**YOUR INSTRUCTIONS**.
Scan the entries for the word "Camera" and return every line that has it.
* * * * * * * * *
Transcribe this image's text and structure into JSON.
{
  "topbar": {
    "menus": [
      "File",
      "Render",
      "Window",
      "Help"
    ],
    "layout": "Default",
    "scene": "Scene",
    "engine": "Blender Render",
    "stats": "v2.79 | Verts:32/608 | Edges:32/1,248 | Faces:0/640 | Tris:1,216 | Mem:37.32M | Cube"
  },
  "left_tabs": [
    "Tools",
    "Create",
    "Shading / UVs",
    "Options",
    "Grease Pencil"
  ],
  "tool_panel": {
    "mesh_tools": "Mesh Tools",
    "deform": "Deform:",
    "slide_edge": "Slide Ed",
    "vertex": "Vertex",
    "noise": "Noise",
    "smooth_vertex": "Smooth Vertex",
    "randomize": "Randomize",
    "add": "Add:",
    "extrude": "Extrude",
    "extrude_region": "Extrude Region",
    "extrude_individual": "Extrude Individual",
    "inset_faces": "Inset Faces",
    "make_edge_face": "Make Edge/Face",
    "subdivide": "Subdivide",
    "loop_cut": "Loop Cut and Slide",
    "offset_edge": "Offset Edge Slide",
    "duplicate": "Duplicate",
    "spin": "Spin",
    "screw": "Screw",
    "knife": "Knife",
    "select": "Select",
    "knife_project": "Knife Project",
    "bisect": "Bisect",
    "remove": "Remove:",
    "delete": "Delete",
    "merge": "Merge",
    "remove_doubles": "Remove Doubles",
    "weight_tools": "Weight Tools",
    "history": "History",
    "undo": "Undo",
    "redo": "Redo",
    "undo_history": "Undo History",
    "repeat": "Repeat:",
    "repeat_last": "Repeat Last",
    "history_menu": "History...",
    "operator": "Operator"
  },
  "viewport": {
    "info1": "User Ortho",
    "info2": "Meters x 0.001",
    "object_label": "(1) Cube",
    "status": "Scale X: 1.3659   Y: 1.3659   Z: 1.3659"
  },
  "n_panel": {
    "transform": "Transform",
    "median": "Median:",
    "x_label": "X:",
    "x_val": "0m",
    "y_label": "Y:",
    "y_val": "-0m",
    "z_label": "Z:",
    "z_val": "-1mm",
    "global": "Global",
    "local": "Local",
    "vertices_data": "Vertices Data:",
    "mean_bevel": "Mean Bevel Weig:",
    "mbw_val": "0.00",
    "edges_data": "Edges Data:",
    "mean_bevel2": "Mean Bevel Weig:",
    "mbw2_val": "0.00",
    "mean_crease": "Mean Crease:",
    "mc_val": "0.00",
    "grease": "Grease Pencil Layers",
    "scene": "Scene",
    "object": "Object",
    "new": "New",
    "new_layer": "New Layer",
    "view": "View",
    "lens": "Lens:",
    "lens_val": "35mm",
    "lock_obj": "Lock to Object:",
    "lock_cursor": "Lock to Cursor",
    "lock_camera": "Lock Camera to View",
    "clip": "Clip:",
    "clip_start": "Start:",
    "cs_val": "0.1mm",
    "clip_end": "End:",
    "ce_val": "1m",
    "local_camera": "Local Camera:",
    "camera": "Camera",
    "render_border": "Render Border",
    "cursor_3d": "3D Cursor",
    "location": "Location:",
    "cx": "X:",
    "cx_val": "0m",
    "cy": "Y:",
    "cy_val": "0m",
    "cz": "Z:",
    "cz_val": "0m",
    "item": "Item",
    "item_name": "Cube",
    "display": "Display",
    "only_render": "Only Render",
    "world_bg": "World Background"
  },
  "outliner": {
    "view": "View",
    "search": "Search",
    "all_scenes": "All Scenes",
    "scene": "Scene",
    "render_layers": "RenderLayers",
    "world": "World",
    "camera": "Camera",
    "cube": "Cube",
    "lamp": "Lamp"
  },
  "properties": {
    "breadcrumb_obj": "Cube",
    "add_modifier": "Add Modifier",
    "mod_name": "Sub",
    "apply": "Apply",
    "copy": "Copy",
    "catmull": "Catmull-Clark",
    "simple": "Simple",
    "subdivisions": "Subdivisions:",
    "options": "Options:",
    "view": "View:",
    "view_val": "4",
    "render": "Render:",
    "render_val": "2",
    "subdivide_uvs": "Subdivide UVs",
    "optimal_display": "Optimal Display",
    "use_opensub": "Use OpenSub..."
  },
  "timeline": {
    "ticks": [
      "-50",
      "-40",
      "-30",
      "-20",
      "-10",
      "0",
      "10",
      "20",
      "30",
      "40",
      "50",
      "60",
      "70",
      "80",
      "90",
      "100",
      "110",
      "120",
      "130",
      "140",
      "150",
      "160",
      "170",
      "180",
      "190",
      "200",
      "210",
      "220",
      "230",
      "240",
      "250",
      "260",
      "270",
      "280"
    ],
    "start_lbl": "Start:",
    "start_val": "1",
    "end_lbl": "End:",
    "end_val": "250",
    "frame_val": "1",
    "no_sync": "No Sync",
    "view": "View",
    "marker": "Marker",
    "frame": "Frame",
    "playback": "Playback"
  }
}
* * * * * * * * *
**RESPONSE TO THIS EXERCISE**.
    "lock_camera": "Lock Camera to View",
    "local_camera": "Local Camera:",
    "camera": "Camera",
    "camera": "Camera",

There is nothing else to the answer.